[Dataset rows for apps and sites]
• • •
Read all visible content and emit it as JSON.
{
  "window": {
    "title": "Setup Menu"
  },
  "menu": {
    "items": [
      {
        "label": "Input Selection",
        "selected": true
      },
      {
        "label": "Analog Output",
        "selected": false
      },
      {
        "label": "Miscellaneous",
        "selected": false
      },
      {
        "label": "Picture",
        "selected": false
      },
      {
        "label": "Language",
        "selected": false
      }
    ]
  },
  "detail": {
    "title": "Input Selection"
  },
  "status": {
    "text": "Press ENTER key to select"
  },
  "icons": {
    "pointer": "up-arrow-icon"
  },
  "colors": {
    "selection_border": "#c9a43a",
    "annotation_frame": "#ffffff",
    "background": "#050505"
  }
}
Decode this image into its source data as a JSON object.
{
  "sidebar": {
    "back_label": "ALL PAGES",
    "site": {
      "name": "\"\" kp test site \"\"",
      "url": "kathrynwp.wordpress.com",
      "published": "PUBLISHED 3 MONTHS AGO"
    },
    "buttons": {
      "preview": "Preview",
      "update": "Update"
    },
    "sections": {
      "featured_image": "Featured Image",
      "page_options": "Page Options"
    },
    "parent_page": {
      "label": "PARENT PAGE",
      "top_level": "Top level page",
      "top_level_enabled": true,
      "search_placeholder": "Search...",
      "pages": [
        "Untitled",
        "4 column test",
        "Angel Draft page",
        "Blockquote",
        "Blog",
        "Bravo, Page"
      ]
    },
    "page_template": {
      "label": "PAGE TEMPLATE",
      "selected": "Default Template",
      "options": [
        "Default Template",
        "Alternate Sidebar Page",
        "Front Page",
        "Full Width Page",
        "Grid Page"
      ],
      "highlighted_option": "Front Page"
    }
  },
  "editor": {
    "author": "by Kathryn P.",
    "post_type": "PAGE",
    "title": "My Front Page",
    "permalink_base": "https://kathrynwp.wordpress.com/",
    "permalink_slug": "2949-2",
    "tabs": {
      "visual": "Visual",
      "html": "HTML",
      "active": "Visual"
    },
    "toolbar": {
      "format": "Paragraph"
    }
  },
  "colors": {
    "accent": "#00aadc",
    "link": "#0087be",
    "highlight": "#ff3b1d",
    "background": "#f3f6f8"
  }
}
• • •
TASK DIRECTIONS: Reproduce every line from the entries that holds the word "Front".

FINISHED TASK:
        "Front Page",
      "highlighted_option": "Front Page"
    "title": "My Front Page",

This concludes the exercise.